Element data from apps and pages
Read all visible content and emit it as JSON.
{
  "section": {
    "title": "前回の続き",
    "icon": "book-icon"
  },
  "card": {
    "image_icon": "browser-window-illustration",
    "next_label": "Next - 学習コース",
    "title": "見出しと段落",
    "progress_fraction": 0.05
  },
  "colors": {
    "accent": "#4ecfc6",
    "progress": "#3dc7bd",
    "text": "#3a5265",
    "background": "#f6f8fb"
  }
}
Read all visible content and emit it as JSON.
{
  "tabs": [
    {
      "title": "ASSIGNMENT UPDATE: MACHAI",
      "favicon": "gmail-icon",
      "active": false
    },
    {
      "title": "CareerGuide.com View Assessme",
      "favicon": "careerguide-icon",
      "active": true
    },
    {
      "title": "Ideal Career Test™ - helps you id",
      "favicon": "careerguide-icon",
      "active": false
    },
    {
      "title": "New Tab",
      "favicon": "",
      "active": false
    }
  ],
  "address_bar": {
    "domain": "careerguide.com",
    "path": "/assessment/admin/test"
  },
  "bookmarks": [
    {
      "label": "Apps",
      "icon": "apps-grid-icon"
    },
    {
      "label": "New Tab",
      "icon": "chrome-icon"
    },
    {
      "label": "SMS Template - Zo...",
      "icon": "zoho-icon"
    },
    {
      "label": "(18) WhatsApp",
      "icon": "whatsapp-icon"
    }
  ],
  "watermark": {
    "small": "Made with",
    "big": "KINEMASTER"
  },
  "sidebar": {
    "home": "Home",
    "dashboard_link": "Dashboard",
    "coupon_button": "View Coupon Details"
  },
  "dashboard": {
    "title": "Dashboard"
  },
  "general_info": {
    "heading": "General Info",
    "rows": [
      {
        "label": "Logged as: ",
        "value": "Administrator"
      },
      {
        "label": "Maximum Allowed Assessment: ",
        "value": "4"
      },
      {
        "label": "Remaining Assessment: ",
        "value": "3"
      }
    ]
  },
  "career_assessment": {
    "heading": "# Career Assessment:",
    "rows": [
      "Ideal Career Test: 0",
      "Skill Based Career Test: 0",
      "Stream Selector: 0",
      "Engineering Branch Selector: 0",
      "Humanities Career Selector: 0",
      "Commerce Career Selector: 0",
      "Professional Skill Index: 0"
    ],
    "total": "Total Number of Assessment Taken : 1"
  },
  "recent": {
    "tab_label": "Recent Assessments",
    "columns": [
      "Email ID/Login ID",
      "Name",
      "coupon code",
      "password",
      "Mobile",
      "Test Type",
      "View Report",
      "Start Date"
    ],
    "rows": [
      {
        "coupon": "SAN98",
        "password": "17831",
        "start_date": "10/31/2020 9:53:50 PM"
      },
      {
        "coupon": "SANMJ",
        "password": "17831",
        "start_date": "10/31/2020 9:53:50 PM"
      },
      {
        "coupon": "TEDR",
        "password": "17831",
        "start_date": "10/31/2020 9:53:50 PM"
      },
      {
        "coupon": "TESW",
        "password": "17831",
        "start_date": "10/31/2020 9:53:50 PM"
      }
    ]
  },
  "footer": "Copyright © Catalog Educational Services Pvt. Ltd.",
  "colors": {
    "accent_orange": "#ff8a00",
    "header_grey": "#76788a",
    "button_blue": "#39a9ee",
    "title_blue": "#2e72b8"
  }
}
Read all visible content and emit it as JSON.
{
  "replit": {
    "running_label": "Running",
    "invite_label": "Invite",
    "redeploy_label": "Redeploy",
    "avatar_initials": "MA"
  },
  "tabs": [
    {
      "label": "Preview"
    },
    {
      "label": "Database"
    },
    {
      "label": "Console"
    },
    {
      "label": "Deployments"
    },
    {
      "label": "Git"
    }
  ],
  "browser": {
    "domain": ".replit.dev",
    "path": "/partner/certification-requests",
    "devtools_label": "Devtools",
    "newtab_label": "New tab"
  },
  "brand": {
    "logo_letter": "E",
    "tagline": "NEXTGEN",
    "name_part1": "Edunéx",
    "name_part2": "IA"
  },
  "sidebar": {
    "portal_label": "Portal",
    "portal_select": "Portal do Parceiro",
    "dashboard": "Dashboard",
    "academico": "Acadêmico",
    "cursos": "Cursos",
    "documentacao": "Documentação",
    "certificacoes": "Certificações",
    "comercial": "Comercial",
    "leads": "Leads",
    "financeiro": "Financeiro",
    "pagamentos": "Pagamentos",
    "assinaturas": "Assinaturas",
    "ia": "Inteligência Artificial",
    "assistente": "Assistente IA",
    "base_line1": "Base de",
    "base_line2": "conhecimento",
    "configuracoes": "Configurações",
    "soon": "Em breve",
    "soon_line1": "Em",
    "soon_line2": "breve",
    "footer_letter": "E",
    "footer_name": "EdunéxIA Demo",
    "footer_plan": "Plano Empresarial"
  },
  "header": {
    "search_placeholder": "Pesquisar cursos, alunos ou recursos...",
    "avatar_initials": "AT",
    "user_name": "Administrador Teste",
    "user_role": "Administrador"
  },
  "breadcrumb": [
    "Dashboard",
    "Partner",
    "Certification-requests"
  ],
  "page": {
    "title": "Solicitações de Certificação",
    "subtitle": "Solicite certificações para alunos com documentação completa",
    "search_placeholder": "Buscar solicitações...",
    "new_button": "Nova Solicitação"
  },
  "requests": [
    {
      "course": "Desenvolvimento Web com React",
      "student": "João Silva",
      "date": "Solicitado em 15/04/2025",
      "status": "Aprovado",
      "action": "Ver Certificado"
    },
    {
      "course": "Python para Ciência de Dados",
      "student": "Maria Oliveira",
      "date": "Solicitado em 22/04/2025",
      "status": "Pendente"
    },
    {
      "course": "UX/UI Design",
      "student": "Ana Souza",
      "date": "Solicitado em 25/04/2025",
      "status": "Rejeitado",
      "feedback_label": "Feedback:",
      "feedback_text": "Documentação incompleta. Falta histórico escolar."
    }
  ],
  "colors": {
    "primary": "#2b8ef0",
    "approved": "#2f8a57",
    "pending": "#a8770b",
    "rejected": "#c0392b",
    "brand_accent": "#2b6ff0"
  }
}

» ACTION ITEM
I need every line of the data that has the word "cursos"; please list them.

» EXERCISE RESULT
    "cursos": "Cursos",
    "search_placeholder": "Pesquisar cursos, alunos ou recursos...",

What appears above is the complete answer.